COVID-19 and African economies: geopolitical implications of high debt rate


Although radical technological solutions seem to have doused the devastating effects of the COVID-19 pandemic, the ramifications of the COVID-19 virus are still being felt across the world especially in Africa. Though different facets of society have been affected, perhaps, the economic toll of the virus supersedes its health impact in much of the rugged terrains of Africa’s fragile health systems.

The decimation of the economies of many African countries as well as the huge debts taken on at the peak of the pandemic to ameliorate the impact of the virus means that many African countries are now saddled with huge debts. The scourge of the virus may or may not be behind us, but the economic consequences of the virus will linger for a while.

The year 2020 saw collective African GDP contract by about 2% though it is projected to grow by about 3.1% this year largely due to improvements in global commodity prices as a result of the global economic recovery. Many things may still derail this optimistic projection though, due largely to political uncertainties, corruption, even a third wave of COVID-19 attack or any combinations of the above, among others.

Economically, many African countries borrowed so much to sustain their economies at the peak of the viral outbreak, with many triggering the release of emergency support funds from the Bretton Woods Institutions. This is simply as a result of the low production capacity and the export of non-value-added commodity by almost all African countries.

In all, between 2020 and 2021, debt to GDP ratio in Africa increased from 60% to a little over 70% due to the huge accumulation of debt. This comes to compound the continent which already owes billions of dollars to multilateral organizations like the World Bank and IMF. Of the 54 African countries, 18 are already in high debt distress which is to say these countries debt to GDP ratio is oscillating dangerously around the average threshold mark of 75%.

It also among other things mean that many African countries will continue to depend on the export of raw extractives and not the refining and export of finished goods. The AU Agenda 64 will also likely be affected since among its lofty ambitions is an interconnected continent linked by roads and rails facilitating the easy movement of people across the continent by 2064.

The exacerbation of unemployment in Africa

Many African countries thrive on the export of raw extractives without adding value to these products. The decline in commodity prices drastically affected many African economies leading to the loss of jobs and closure of some infant manufacturing factories in the continent. The public and civil service in many African countries are simply bloated and underperforming.

Saddled with huge debts, many African governments may likely freeze employment in the public sector, as a direct intervention from the Bretton Woods Institutions as they return to them for debt restructuring and credit ratings, while urging the private sector to fill the gap.

The private sector in many African countries is still underdeveloped and have neither the capacity nor the wherewithal to fill the gap for the government, and governments seldom create that enabling environment for private sector to thrive.

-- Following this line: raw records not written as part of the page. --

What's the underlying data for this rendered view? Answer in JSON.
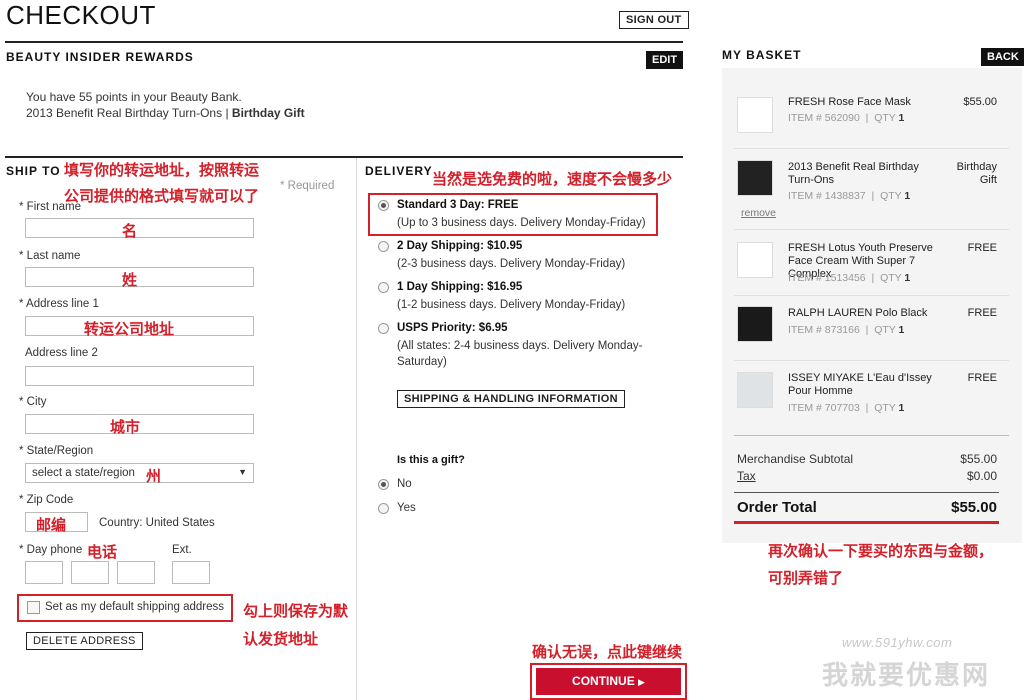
{
  "header": {
    "title": "CHECKOUT",
    "sign_out": "SIGN OUT"
  },
  "rewards": {
    "heading": "BEAUTY INSIDER REWARDS",
    "edit": "EDIT",
    "points_text": "You have 55 points in your Beauty Bank.",
    "gift_text": "2013 Benefit Real Birthday Turn-Ons |",
    "gift_bold": "Birthday Gift"
  },
  "ship_to": {
    "heading": "SHIP TO",
    "required": "* Required",
    "first_name": "* First name",
    "last_name": "* Last name",
    "address1": "* Address line 1",
    "address2": "Address line 2",
    "city": "* City",
    "state": "* State/Region",
    "state_placeholder": "select a state/region",
    "zip": "* Zip Code",
    "country": "Country: United States",
    "phone": "* Day phone",
    "ext": "Ext.",
    "default_checkbox": "Set as my default shipping address",
    "delete": "DELETE ADDRESS"
  },
  "delivery": {
    "heading": "DELIVERY",
    "options": [
      {
        "title": "Standard 3 Day: FREE",
        "desc": "(Up to 3 business days. Delivery Monday-Friday)",
        "selected": true
      },
      {
        "title": "2 Day Shipping: $10.95",
        "desc": "(2-3 business days. Delivery Monday-Friday)",
        "selected": false
      },
      {
        "title": "1 Day Shipping: $16.95",
        "desc": "(1-2 business days. Delivery Monday-Friday)",
        "selected": false
      },
      {
        "title": "USPS Priority: $6.95",
        "desc": "(All states: 2-4 business days. Delivery Monday-Saturday)",
        "selected": false
      }
    ],
    "shipping_info": "SHIPPING & HANDLING INFORMATION",
    "gift_question": "Is this a gift?",
    "gift_no": "No",
    "gift_yes": "Yes",
    "continue": "CONTINUE"
  },
  "basket": {
    "heading": "MY BASKET",
    "back": "BACK",
    "items": [
      {
        "name": "FRESH Rose Face Mask",
        "item_no": "562090",
        "qty": "1",
        "price": "$55.00"
      },
      {
        "name": "2013 Benefit Real Birthday Turn-Ons",
        "item_no": "1438837",
        "qty": "1",
        "price": "Birthday Gift",
        "remove": "remove"
      },
      {
        "name": "FRESH Lotus Youth Preserve Face Cream With Super 7 Complex",
        "item_no": "1513456",
        "qty": "1",
        "price": "FREE"
      },
      {
        "name": "RALPH LAUREN Polo Black",
        "item_no": "873166",
        "qty": "1",
        "price": "FREE"
      },
      {
        "name": "ISSEY MIYAKE L'Eau d'Issey Pour Homme",
        "item_no": "707703",
        "qty": "1",
        "price": "FREE"
      }
    ],
    "item_label": "ITEM #",
    "qty_label": "QTY",
    "subtotal_label": "Merchandise Subtotal",
    "subtotal": "$55.00",
    "tax_label": "Tax",
    "tax": "$0.00",
    "total_label": "Order Total",
    "total": "$55.00"
  },
  "annotations": {
    "ship_note_1": "填写你的转运地址，按照转运",
    "ship_note_2": "公司提供的格式填写就可以了",
    "first_name": "名",
    "last_name": "姓",
    "address": "转运公司地址",
    "city": "城市",
    "state": "州",
    "zip": "邮编",
    "phone": "电话",
    "delivery_note": "当然是选免费的啦，速度不会慢多少",
    "default_note_1": "勾上则保存为默",
    "default_note_2": "认发货地址",
    "confirm_note_1": "再次确认一下要买的东西与金额，",
    "confirm_note_2": "可别弄错了",
    "continue_note": "确认无误，点此键继续"
  },
  "watermark": {
    "url": "www.591yhw.com",
    "name": "我就要优惠网"
  },
  "colors": {
    "annotation_red": "#d3202a",
    "basket_bg": "#f4f4f4",
    "black": "#111111"
  }
}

This means for many of the youth across the continent, they may have to develop their entrepreneurial acumen and learn to survive on their own, or their governments may not be able to give them the employment they so much crave for.

Expect protests and demonstrations

The huge debts hanging on many African countries means among other things too that cost of living will soar and standard of living will fall. Many within the periphery of the middle class in Africa will fall back to the lower class and this will lead many people to demonstrate. Last year saw many protests in countries such as Nigeria, Senegal, Guinea, and Burkina Faso among others.

In our country Ghana, the government got the Courts to derail the planned #FixTheCountry demonstration which was scheduled to be mammoth. Already Kenyans have demonstrated against the excessive borrowing by the Uhuru-led government. As the year progresses, expect more of such spontaneous demonstration across the continent. It is the natural reaction by the populace to the growing angst and hardships across the continent.


The pandemic has affected all countries considerably and the ramifications will be felt for a while. This writing discussed the geopolitical implications of the huge debts that African governments are saddled with. African countries can however expect donor support if they prioritize transparency in the governance process, respect for human rights, clamp down on corruption and among others.  A more formal economy will also maximise tax receipts and tackle more effectively the problem of leakages within the economic sub-system, thereby enhancing the revenue horizon for government and by extension create a more resilient budget expenditure.

When the late Tanzanian president, John Magufuli, sought counsel from the veteran Kenyan politician, Raila Odinga, on how to mobilise funds to support his ailing economy and avoid borrowing, he told him to focus on the “revenue and procurement officers at all levels of government.”

On fighting corruption, Odinga advised him to subject his appointees and civil servants to “lifestyle audit, retire or even jail the incorrigibly corrupt and transfer others, then revenue collection would shoot up.” Guess our leaders can learn a thing or two from this advice.

>>>The writers loves to read and write on international developments and geopolitics. Email: [email protected]

Leave a Reply